With that preamble, I can now reveal the identity of a man who is a respected lawyer yet has lived the shadow life of an outlaw. A man willing to defy convention. A man who has *checks notes* written several articles for Practical Real Estate Lawyer, including this one on issues in Montana real estate transactions. I introduce to you Kevin Heaney, partner in the Billings, Montana, office of the law firm Crowley Fleck and user of states! (Yes, that’s him to the right.)
Here’s what Kevin had to say on the subject:
Since reading Ken’s scholarship on represents and warrants years ago I have deployed states in lieu of represents and warrants in most contracts I draft. I have lived to tell the tale, and opposing counsel rarely expresses concern. If you are a skeptic, I encourage you to read Ken’s material. It should resonate and will give you the confidence to make the switch. I rarely change represents and warrants to states when reviewing the other side’s draft because of the consternation it can create (but I do cringe a little). From a broader perspective, represents and warrants is a microcosm of the dysfunction pervading traditional contract drafting but was my springboard into genuinely appreciating the entire premise behind MCSD.
The full story of represents and warrants is in this law-review article from 2015; MSCD contains the gist of it. No one has attempted to challenge it in a serious way. Why not? Because of inertia. Because of cognitive dissonance. And because I’m right. Game over, case closed.
If any of you have used states and lived to tell the tale, I’d be pleased to hear about it.
By the way, Kevin and two of his colleagues participated in a recent series of Drafting Clearer Contracts: Masterclass. Check it out; the next series starts on Monday, 5 October.
3 thoughts on “A User of “States” Instead of “Represents and Warrants” Reveals His Identity!”
Ha. I have tried to change it in some agreements from the other side, and even in some internal templates used by other groups, but I usually don’t get very far because represents and warrants is so ingrained (even though there is no warranty with a representation).
I use “states” or sometimes just “represents.” And like everyone in Montana, I’m a lawless outlaw. I did have a lawyer object to my usage with the definitive, Supreme Court-vetted, case closed argument that “represents and warrants is customary language for these types of agreements.” So is sleeping with your sister in certain communities, but it’s not recommended for a strong gene pool.

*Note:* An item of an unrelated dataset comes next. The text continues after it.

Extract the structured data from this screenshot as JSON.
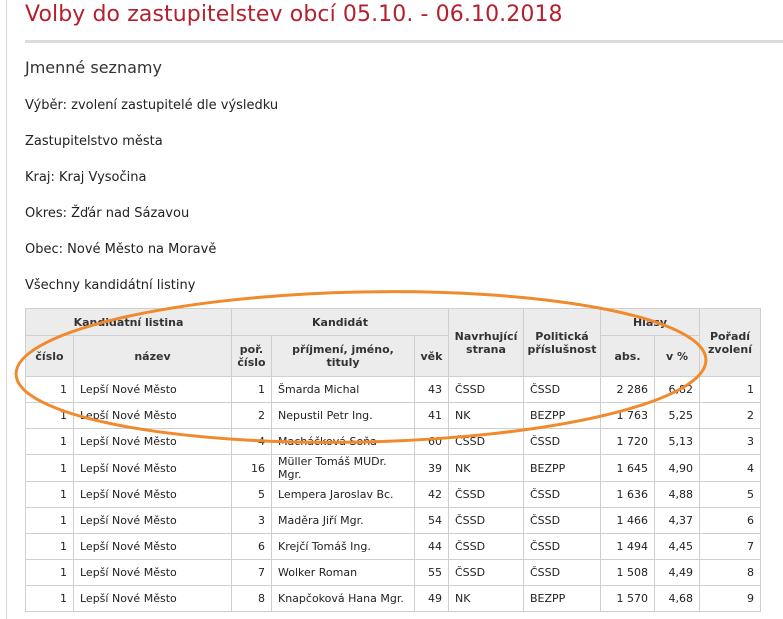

I don’t do as much drafting as I used to, but I just used it in a form contract directed at two specific customers. Both of them accepted “states” without quibble. And while they were smart lawyers on the other sides, I have no reason to believe that either of them ever heard of MSCD. It’s not hard. Just don’t make a big deal out of it.